Another major finding of the study was that, on occasion, human biological rhythms run independently from one another. For example, a subject might adopt a 33-hour activity-rest cycle. In this case, they might sleep for 13 hours and stay awake for 20. At the same time, the body temperature rhythm would keep closer to the circadian rhythm of 25 hours.
Thanks to these studies and others that followed, today we know that there are three “clocks” that control our current concept of time—the body clock, the solar clock, and the social clock. The body clock is controlled by an individual’s internal biological rhythms, based in part on their genes. It’s what makes some of us “night owls” and some of us “early birds.” The body clock is also affected by external rhythms from the solar clock, with its cycle of day and night. And by rhythms from the social clock, with its alarm clocks and work meetings. While the cycle of light and dark appears to be the most important daily synchronizing cue of human body clocks, in the absence of light, social factors can also play an important role.
In “When We Work,” published in the American Economic Review, Daniel S. Hamermesh argues that, from an economic perspective, when we spend our time, both at work and in leisure, is just as important as how we spend our time. Before the Industrial Revolution and the advent of electricity, the cycle of day and night played a bigger role in “setting” human body clocks, telling us when to wake up, when to go to work, and when to sleep. Today, most people have become less reliant on the sun to do their work—and yet, our workdays are still more or less aligned with the rising and setting of the sun. Going against our own body clocks causes physiological changes that can be linked to things like jet lag, poor health, sleeping problems, and some psychological disorders.
Roenneberg defines the disconnect between our body clocks and the social clock as “social jet lag.” According to Roenneberg, the key to living in alignment with our body clocks is simple: stop using an alarm clock and go to sleep when you feel tired. A couple of months ago, this may have been impossible for most people, whose social clocks required them to attend school or work at a specific time during the week. Recovering from the sleep deprivation caused by social jet lag could be one outcome of the “stay at home” orders happening across the globe.

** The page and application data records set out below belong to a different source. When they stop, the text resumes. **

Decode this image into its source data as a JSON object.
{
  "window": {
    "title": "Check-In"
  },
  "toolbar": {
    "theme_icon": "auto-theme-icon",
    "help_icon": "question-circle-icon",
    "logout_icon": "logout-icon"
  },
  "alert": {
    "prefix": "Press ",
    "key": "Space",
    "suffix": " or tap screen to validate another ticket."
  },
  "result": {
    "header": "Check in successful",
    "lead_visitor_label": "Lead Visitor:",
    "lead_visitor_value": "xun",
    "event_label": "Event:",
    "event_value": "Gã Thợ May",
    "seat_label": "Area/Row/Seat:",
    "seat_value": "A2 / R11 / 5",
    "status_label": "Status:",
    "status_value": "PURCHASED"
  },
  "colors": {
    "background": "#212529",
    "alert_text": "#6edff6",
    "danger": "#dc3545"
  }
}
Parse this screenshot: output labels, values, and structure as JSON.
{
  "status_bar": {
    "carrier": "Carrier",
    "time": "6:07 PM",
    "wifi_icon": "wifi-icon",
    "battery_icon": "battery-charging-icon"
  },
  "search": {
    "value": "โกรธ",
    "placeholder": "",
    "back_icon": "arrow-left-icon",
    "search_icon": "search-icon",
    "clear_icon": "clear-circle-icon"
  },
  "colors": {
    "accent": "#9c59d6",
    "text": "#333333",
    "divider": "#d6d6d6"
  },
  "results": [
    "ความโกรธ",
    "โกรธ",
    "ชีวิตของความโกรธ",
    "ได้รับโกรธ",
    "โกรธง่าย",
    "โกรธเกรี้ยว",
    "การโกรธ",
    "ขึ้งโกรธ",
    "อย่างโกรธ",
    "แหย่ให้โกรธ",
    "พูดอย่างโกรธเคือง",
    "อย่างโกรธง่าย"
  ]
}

As social distancing and stay-at-home orders change the meaning of free time, and as businesses and schools across the world are forced to adapt to remote learning and work-from-home models, our ideas about how and when people spend both work and leisure time will no doubt continue to evolve. As for what the lasting consequences of these forced evolutions will be, only time will tell.